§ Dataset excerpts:
[Start of Attachment]
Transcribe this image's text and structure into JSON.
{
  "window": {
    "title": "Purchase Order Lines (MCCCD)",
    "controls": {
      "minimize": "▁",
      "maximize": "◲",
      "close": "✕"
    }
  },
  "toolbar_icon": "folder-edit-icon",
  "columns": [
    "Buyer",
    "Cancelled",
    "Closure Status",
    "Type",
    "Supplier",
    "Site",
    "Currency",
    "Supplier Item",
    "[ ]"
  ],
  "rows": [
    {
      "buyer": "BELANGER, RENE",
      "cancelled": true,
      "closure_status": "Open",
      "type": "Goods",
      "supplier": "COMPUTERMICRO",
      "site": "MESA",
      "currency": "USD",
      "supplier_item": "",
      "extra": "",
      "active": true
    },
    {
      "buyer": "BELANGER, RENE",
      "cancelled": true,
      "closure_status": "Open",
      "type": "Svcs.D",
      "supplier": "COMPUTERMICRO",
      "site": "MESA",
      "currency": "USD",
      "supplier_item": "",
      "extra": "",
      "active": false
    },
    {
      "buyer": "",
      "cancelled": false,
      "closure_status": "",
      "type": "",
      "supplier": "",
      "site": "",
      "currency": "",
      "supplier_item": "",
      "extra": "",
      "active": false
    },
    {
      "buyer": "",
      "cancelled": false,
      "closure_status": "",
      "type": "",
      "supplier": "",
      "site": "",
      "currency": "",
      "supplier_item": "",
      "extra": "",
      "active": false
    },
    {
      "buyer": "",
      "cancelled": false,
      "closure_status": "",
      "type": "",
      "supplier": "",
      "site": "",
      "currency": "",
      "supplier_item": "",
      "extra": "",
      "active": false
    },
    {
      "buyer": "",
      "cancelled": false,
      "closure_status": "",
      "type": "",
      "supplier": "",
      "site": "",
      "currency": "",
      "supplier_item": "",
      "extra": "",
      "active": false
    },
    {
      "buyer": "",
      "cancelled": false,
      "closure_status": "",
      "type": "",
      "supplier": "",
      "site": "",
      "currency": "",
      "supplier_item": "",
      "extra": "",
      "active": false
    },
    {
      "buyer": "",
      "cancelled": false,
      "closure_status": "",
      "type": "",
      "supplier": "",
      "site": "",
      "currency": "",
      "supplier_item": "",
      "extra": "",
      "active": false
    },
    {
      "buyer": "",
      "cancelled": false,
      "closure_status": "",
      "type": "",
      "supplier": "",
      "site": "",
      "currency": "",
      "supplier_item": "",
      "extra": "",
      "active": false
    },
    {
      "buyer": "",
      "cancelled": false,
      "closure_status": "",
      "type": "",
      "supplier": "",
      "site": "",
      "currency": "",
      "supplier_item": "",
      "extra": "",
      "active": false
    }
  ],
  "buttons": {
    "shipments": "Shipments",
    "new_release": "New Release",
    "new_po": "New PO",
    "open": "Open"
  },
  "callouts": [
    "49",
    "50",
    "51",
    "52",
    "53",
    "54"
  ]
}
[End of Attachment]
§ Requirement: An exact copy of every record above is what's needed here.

§ Answer to this exercise:
Transcribe this image's text and structure into JSON.
{
  "window": {
    "title": "Purchase Order Lines (MCCCD)",
    "controls": {
      "minimize": "▁",
      "maximize": "◲",
      "close": "✕"
    }
  },
  "toolbar_icon": "folder-edit-icon",
  "columns": [
    "Buyer",
    "Cancelled",
    "Closure Status",
    "Type",
    "Supplier",
    "Site",
    "Currency",
    "Supplier Item",
    "[ ]"
  ],
  "rows": [
    {
      "buyer": "BELANGER, RENE",
      "cancelled": true,
      "closure_status": "Open",
      "type": "Goods",
      "supplier": "COMPUTERMICRO",
      "site": "MESA",
      "currency": "USD",
      "supplier_item": "",
      "extra": "",
      "active": true
    },
    {
      "buyer": "BELANGER, RENE",
      "cancelled": true,
      "closure_status": "Open",
      "type": "Svcs.D",
      "supplier": "COMPUTERMICRO",
      "site": "MESA",
      "currency": "USD",
      "supplier_item": "",
      "extra": "",
      "active": false
    },
    {
      "buyer": "",
      "cancelled": false,
      "closure_status": "",
      "type": "",
      "supplier": "",
      "site": "",
      "currency": "",
      "supplier_item": "",
      "extra": "",
      "active": false
    },
    {
      "buyer": "",
      "cancelled": false,
      "closure_status": "",
      "type": "",
      "supplier": "",
      "site": "",
      "currency": "",
      "supplier_item": "",
      "extra": "",
      "active": false
    },
    {
      "buyer": "",
      "cancelled": false,
      "closure_status": "",
      "type": "",
      "supplier": "",
      "site": "",
      "currency": "",
      "supplier_item": "",
      "extra": "",
      "active": false
    },
    {
      "buyer": "",
      "cancelled": false,
      "closure_status": "",
      "type": "",
      "supplier": "",
      "site": "",
      "currency": "",
      "supplier_item": "",
      "extra": "",
      "active": false
    },
    {
      "buyer": "",
      "cancelled": false,
      "closure_status": "",
      "type": "",
      "supplier": "",
      "site": "",
      "currency": "",
      "supplier_item": "",
      "extra": "",
      "active": false
    },
    {
      "buyer": "",
      "cancelled": false,
      "closure_status": "",
      "type": "",
      "supplier": "",
      "site": "",
      "currency": "",
      "supplier_item": "",
      "extra": "",
      "active": false
    },
    {
      "buyer": "",
      "cancelled": false,
      "closure_status": "",
      "type": "",
      "supplier": "",
      "site": "",
      "currency": "",
      "supplier_item": "",
      "extra": "",
      "active": false
    },
    {
      "buyer": "",
      "cancelled": false,
      "closure_status": "",
      "type": "",
      "supplier": "",
      "site": "",
      "currency": "",
      "supplier_item": "",
      "extra": "",
      "active": false
    }
  ],
  "buttons": {
    "shipments": "Shipments",
    "new_release": "New Release",
    "new_po": "New PO",
    "open": "Open"
  },
  "callouts": [
    "49",
    "50",
    "51",
    "52",
    "53",
    "54"
  ]
}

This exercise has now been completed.